Website and app data records
= Beginning of Section =

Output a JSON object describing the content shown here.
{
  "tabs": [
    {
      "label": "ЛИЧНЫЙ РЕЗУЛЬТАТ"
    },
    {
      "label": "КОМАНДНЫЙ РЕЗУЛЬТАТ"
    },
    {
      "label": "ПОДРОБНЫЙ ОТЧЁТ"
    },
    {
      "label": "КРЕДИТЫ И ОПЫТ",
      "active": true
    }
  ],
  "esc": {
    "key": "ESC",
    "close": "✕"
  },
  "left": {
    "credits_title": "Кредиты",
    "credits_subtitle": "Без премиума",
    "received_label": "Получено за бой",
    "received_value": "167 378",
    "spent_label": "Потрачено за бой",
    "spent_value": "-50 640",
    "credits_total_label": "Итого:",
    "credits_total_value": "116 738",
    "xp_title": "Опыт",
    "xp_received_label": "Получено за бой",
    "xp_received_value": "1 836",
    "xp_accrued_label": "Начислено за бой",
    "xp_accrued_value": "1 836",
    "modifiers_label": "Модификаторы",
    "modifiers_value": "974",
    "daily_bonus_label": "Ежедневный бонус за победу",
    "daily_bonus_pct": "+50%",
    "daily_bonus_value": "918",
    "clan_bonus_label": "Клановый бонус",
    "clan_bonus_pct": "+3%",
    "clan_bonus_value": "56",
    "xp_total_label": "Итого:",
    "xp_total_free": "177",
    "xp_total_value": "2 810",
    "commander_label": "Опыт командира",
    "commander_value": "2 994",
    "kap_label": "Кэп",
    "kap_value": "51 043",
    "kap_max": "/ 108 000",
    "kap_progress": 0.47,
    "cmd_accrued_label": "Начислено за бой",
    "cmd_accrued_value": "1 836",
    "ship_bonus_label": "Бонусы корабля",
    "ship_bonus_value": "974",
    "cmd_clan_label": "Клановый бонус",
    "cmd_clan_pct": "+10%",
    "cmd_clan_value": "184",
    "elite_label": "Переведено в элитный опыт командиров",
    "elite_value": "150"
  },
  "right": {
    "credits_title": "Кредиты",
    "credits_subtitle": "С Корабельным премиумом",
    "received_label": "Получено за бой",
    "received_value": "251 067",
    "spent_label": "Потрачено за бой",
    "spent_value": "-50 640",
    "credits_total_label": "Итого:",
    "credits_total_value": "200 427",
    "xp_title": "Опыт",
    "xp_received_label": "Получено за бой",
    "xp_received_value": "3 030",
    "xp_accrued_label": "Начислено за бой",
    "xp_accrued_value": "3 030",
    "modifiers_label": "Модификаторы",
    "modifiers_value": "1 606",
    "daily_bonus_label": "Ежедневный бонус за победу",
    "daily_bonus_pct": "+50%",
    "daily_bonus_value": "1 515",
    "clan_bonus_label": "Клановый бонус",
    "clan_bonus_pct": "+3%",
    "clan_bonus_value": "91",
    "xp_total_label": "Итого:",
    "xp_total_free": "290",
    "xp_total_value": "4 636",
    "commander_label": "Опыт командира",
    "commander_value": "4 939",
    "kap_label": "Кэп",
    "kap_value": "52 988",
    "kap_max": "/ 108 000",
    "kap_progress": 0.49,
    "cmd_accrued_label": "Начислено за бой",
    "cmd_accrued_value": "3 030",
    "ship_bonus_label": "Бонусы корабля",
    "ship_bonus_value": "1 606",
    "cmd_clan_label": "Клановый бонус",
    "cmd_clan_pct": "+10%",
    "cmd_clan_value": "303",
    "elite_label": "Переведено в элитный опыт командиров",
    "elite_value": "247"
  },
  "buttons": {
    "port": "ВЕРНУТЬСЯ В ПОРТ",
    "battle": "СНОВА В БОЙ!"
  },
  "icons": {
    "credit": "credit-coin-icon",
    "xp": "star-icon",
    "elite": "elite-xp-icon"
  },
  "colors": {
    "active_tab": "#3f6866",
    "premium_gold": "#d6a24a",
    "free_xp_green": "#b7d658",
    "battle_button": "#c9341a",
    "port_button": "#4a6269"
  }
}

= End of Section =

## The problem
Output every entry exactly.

## Result
Output a JSON object describing the content shown here.
{
  "tabs": [
    {
      "label": "ЛИЧНЫЙ РЕЗУЛЬТАТ"
    },
    {
      "label": "КОМАНДНЫЙ РЕЗУЛЬТАТ"
    },
    {
      "label": "ПОДРОБНЫЙ ОТЧЁТ"
    },
    {
      "label": "КРЕДИТЫ И ОПЫТ",
      "active": true
    }
  ],
  "esc": {
    "key": "ESC",
    "close": "✕"
  },
  "left": {
    "credits_title": "Кредиты",
    "credits_subtitle": "Без премиума",
    "received_label": "Получено за бой",
    "received_value": "167 378",
    "spent_label": "Потрачено за бой",
    "spent_value": "-50 640",
    "credits_total_label": "Итого:",
    "credits_total_value": "116 738",
    "xp_title": "Опыт",
    "xp_received_label": "Получено за бой",
    "xp_received_value": "1 836",
    "xp_accrued_label": "Начислено за бой",
    "xp_accrued_value": "1 836",
    "modifiers_label": "Модификаторы",
    "modifiers_value": "974",
    "daily_bonus_label": "Ежедневный бонус за победу",
    "daily_bonus_pct": "+50%",
    "daily_bonus_value": "918",
    "clan_bonus_label": "Клановый бонус",
    "clan_bonus_pct": "+3%",
    "clan_bonus_value": "56",
    "xp_total_label": "Итого:",
    "xp_total_free": "177",
    "xp_total_value": "2 810",
    "commander_label": "Опыт командира",
    "commander_value": "2 994",
    "kap_label": "Кэп",
    "kap_value": "51 043",
    "kap_max": "/ 108 000",
    "kap_progress": 0.47,
    "cmd_accrued_label": "Начислено за бой",
    "cmd_accrued_value": "1 836",
    "ship_bonus_label": "Бонусы корабля",
    "ship_bonus_value": "974",
    "cmd_clan_label": "Клановый бонус",
    "cmd_clan_pct": "+10%",
    "cmd_clan_value": "184",
    "elite_label": "Переведено в элитный опыт командиров",
    "elite_value": "150"
  },
  "right": {
    "credits_title": "Кредиты",
    "credits_subtitle": "С Корабельным премиумом",
    "received_label": "Получено за бой",
    "received_value": "251 067",
    "spent_label": "Потрачено за бой",
    "spent_value": "-50 640",
    "credits_total_label": "Итого:",
    "credits_total_value": "200 427",
    "xp_title": "Опыт",
    "xp_received_label": "Получено за бой",
    "xp_received_value": "3 030",
    "xp_accrued_label": "Начислено за бой",
    "xp_accrued_value": "3 030",
    "modifiers_label": "Модификаторы",
    "modifiers_value": "1 606",
    "daily_bonus_label": "Ежедневный бонус за победу",
    "daily_bonus_pct": "+50%",
    "daily_bonus_value": "1 515",
    "clan_bonus_label": "Клановый бонус",
    "clan_bonus_pct": "+3%",
    "clan_bonus_value": "91",
    "xp_total_label": "Итого:",
    "xp_total_free": "290",
    "xp_total_value": "4 636",
    "commander_label": "Опыт командира",
    "commander_value": "4 939",
    "kap_label": "Кэп",
    "kap_value": "52 988",
    "kap_max": "/ 108 000",
    "kap_progress": 0.49,
    "cmd_accrued_label": "Начислено за бой",
    "cmd_accrued_value": "3 030",
    "ship_bonus_label": "Бонусы корабля",
    "ship_bonus_value": "1 606",
    "cmd_clan_label": "Клановый бонус",
    "cmd_clan_pct": "+10%",
    "cmd_clan_value": "303",
    "elite_label": "Переведено в элитный опыт командиров",
    "elite_value": "247"
  },
  "buttons": {
    "port": "ВЕРНУТЬСЯ В ПОРТ",
    "battle": "СНОВА В БОЙ!"
  },
  "icons": {
    "credit": "credit-coin-icon",
    "xp": "star-icon",
    "elite": "elite-xp-icon"
  },
  "colors": {
    "active_tab": "#3f6866",
    "premium_gold": "#d6a24a",
    "free_xp_green": "#b7d658",
    "battle_button": "#c9341a",
    "port_button": "#4a6269"
  }
}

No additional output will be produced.